Accounting for Taste: The Triumph of French Cuisine
By: Priscilla Parkhurst Ferguson
Format/Source: eBook; free download from the University of Chicago Press
French cuisine is such a staple in our understanding of fine food that we forget the accidents of history that led to its creation. Accounting for Taste brings these “accidents” to the surface, illuminating the magic of French cuisine and the mystery behind its historical development. Priscilla Parkhurst Ferguson explains how the food of France became French cuisine.
This momentous culinary journey begins with Ancien Régime cookbooks and ends with twenty-first-century cooking programs. It takes us from Carême, the “inventor” of modern French cuisine in the early nineteenth century, to top chefs today, such as Daniel Boulud and Jacques Pépin. Not a history of French cuisine, Accounting for Taste focuses on the people, places, and institutions that have made this cuisine what it is today: a privileged vehicle for national identity, a model of cultural ascendancy, and a pivotal site where practice and performance intersect. With sources as various as the novels of Balzac and Proust, interviews with contemporary chefs such as David Bouley and Charlie Trotter, and the film Babette’s Feast, Ferguson maps the cultural field that structures culinary affairs in France and then exports its crucial ingredients. What’s more, well beyond food, the intricate connections between cuisine and country, between local practice and national identity, illuminate the concept of culture itself.
I learned that the University of Chicago Press was issuing a free download of this book for the month through a blogger so I decided to check it out. The focus is especially interesting, that of cuisine and its reflection on national identity, culture, and sense of history (very much hitting all of the notes of academic interest on my part 😉 ). In a more general sense, it focuses on food in a social context: who we are, how we associate ourselves with our cuisines. It’s always great to see scholars look at food in a historical and social context; I remember in my undergrad there were a few historians at the department who had written books about food in different cultures.
As the title indicates, this book focuses on French cuisine, but a lot of the analysis I think can be applied to other cultures as well. Something that struck me as I was reading this book was how eating was seen as an intellectual activity as well, which is something I would have never considered; I wish I had saved the page where the narrative was talking about this in particular, it was rather fascinating. The author uses a variety of sources to discuss the development and impact of French cuisine over the last few centuries, from primary sources of pamphlets and newspapers and other sources from the time to French literature, in which foods come up quite frequently (something I never realised when I was reading some of the classics last year). By the last chapter, the narrative turns to the present and the current challenges that French society faces in terms of their cuisine and the advent of globalisation.

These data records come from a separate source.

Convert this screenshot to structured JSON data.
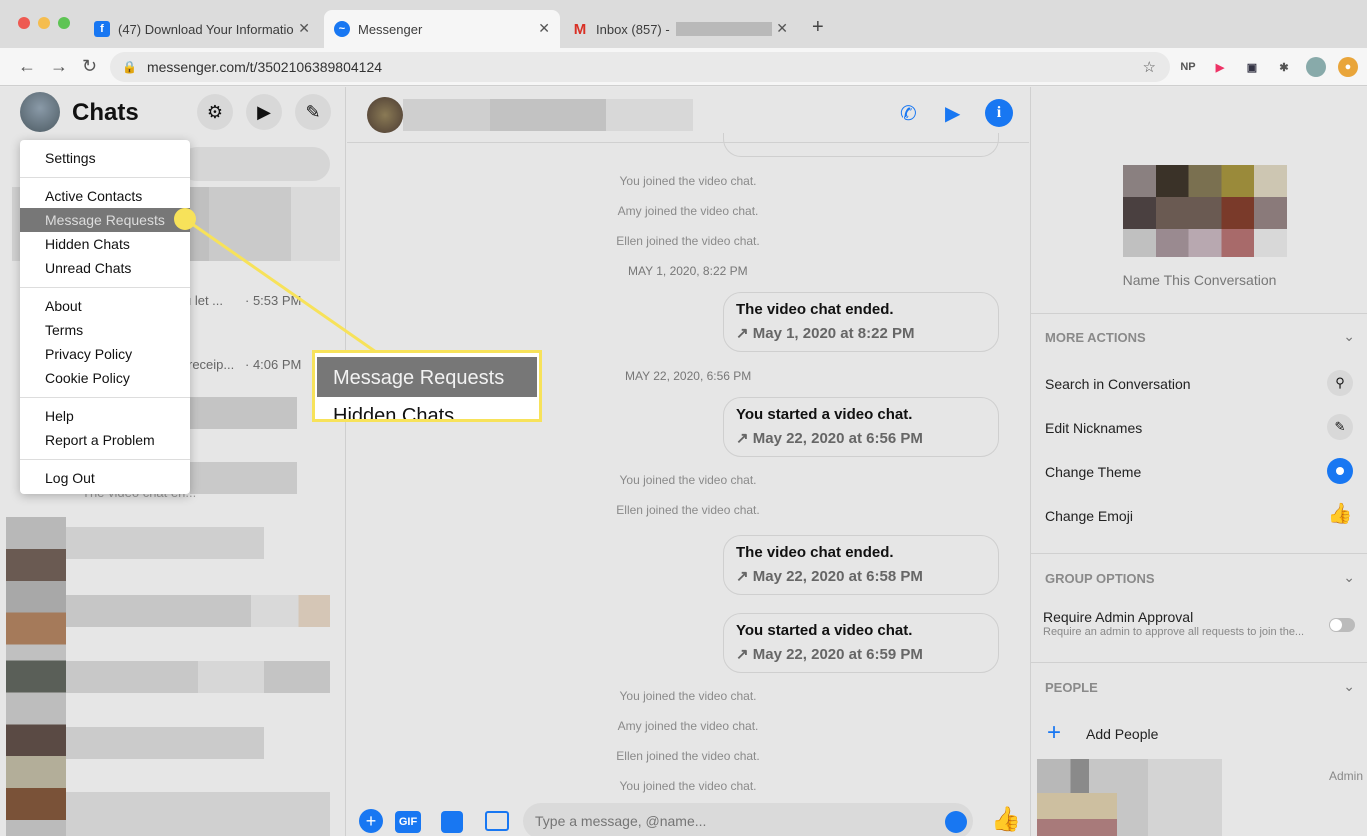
{
  "browser": {
    "tabs": [
      {
        "title": "(47) Download Your Informatio",
        "icon": "facebook-icon"
      },
      {
        "title": "Messenger",
        "icon": "messenger-icon"
      },
      {
        "title": "Inbox (857) -",
        "icon": "gmail-icon"
      }
    ],
    "url": "messenger.com/t/3502106389804124",
    "extension_label": "NP",
    "new_tab": "+",
    "close": "✕"
  },
  "sidebar": {
    "title": "Chats",
    "rows": [
      {
        "snippet": "u let ...",
        "time": "· 5:53 PM"
      },
      {
        "snippet": "receip...",
        "time": "· 4:06 PM"
      },
      {
        "snippet": "The video chat en..."
      }
    ]
  },
  "menu": {
    "items": [
      "Settings",
      "Active Contacts",
      "Message Requests",
      "Hidden Chats",
      "Unread Chats",
      "About",
      "Terms",
      "Privacy Policy",
      "Cookie Policy",
      "Help",
      "Report a Problem",
      "Log Out"
    ],
    "highlighted": "Message Requests"
  },
  "callout": {
    "label": "Message Requests",
    "next_label": "Hidden Chats"
  },
  "conversation": {
    "system_1": [
      "You joined the video chat.",
      "Amy joined the video chat.",
      "Ellen joined the video chat."
    ],
    "stamp_1": "MAY 1, 2020, 8:22 PM",
    "bubble_1": {
      "title": "The video chat ended.",
      "sub": "↗ May 1, 2020 at 8:22 PM"
    },
    "stamp_2": "MAY 22, 2020, 6:56 PM",
    "bubble_2": {
      "title": "You started a video chat.",
      "sub": "↗ May 22, 2020 at 6:56 PM"
    },
    "system_2": [
      "You joined the video chat.",
      "Ellen joined the video chat."
    ],
    "bubble_3": {
      "title": "The video chat ended.",
      "sub": "↗ May 22, 2020 at 6:58 PM"
    },
    "bubble_4": {
      "title": "You started a video chat.",
      "sub": "↗ May 22, 2020 at 6:59 PM"
    },
    "system_3": [
      "You joined the video chat.",
      "Amy joined the video chat.",
      "Ellen joined the video chat.",
      "You joined the video chat."
    ],
    "composer_placeholder": "Type a message, @name...",
    "gif_label": "GIF"
  },
  "info_panel": {
    "name_prompt": "Name This Conversation",
    "more_actions": "MORE ACTIONS",
    "actions": [
      "Search in Conversation",
      "Edit Nicknames",
      "Change Theme",
      "Change Emoji"
    ],
    "group_options": "GROUP OPTIONS",
    "require_admin": "Require Admin Approval",
    "require_admin_desc": "Require an admin to approve all requests to join the...",
    "people": "PEOPLE",
    "add_people": "Add People",
    "admin_label": "Admin"
  },
  "colors": {
    "accent": "#1877f2",
    "callout": "#f7e25a",
    "menu_highlight": "#777777"
  }
}
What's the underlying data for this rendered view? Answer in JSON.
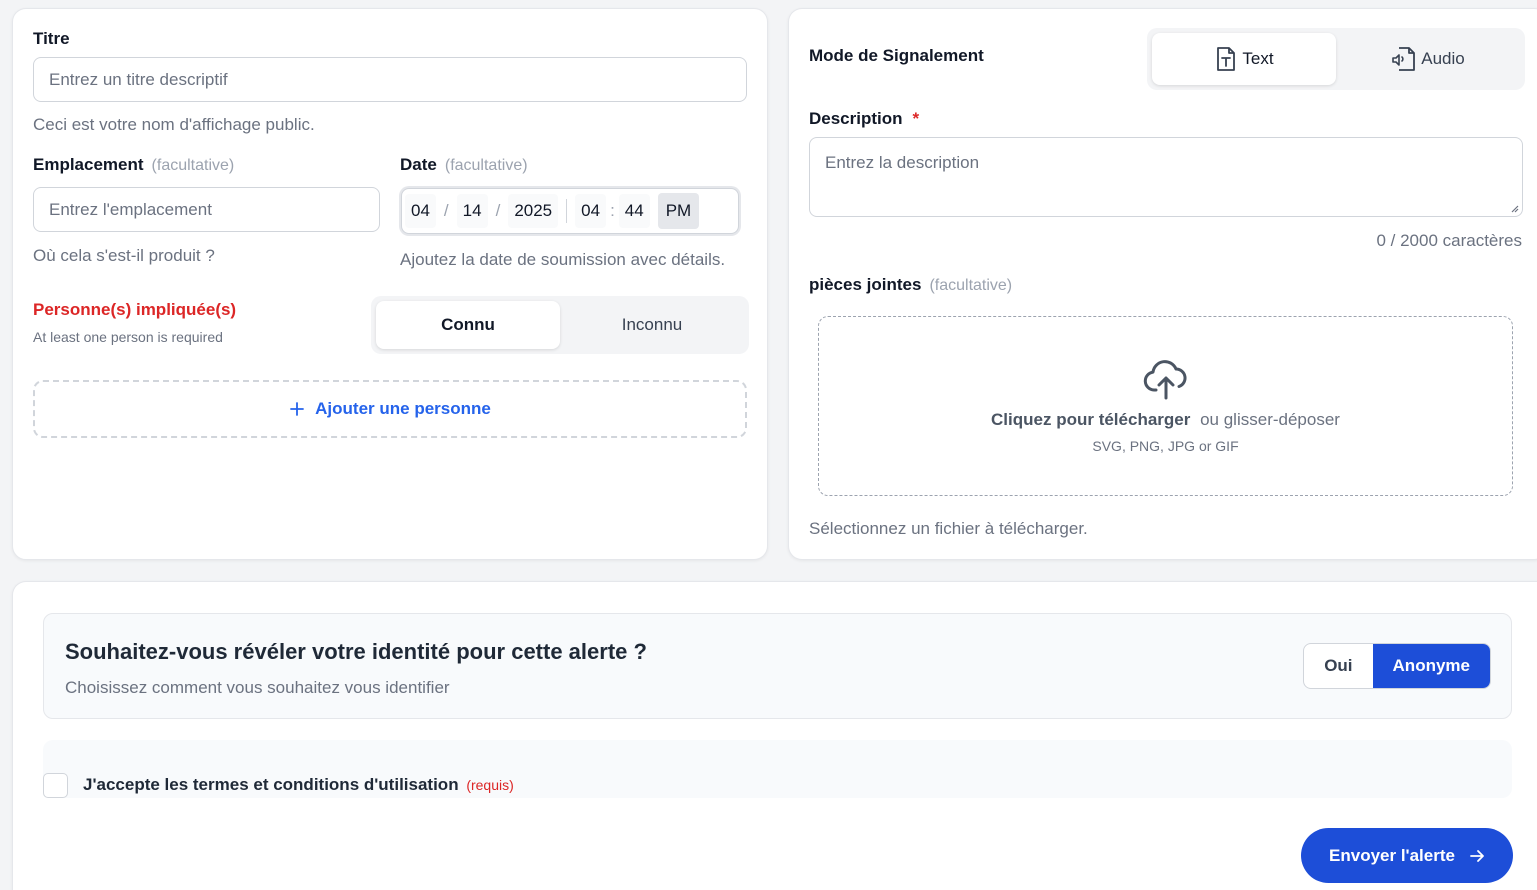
{
  "left_card": {
    "title_label": "Titre",
    "title_placeholder": "Entrez un titre descriptif",
    "title_help": "Ceci est votre nom d'affichage public.",
    "location_label": "Emplacement",
    "location_optional": "(facultative)",
    "location_placeholder": "Entrez l'emplacement",
    "location_help": "Où cela s'est-il produit ?",
    "date_label": "Date",
    "date_optional": "(facultative)",
    "date": {
      "month": "04",
      "day": "14",
      "year": "2025",
      "hour": "04",
      "minute": "44",
      "ampm": "PM",
      "sep1": "/",
      "sep2": "/",
      "sep3": ":"
    },
    "date_help": "Ajoutez la date de soumission avec détails.",
    "persons_label": "Personne(s) impliquée(s)",
    "persons_error": "At least one person is required",
    "toggle_known": "Connu",
    "toggle_unknown": "Inconnu",
    "add_person": "Ajouter une personne"
  },
  "right_card": {
    "mode_label": "Mode de Signalement",
    "mode_text": "Text",
    "mode_audio": "Audio",
    "description_label": "Description",
    "required_mark": "*",
    "description_placeholder": "Entrez la description",
    "char_count": "0 / 2000 caractères",
    "attachments_label": "pièces jointes",
    "attachments_optional": "(facultative)",
    "upload_click": "Cliquez pour télécharger",
    "upload_drag": "ou glisser-déposer",
    "upload_types": "SVG, PNG, JPG or GIF",
    "upload_help": "Sélectionnez un fichier à télécharger."
  },
  "bottom_card": {
    "identity_question": "Souhaitez-vous révéler votre identité pour cette alerte ?",
    "identity_sub": "Choisissez comment vous souhaitez vous identifier",
    "option_yes": "Oui",
    "option_anon": "Anonyme",
    "terms_label": "J'accepte les termes et conditions d'utilisation",
    "terms_required": "(requis)",
    "submit": "Envoyer l'alerte"
  },
  "colors": {
    "accent": "#1d4ed8",
    "link": "#2563eb",
    "error": "#dc2626"
  },
  "icons": [
    "file-text-icon",
    "file-audio-icon",
    "plus-icon",
    "upload-cloud-icon",
    "arrow-right-icon"
  ]
}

I honestly wish I had more time to read this novel more carefully and analyse it in an academic sense. But suffice to say, Accounting for Taste is a well-researched book and overall a fascinating read. I wish I had read this book as a physical copy of this book; it’s overall very interesting and I would have taken a lot of notes in this 😉 Readers of French history, books about cuisine, and books about national identity and society will want to check out this title.
Learn more about the book from University of Chicago Books website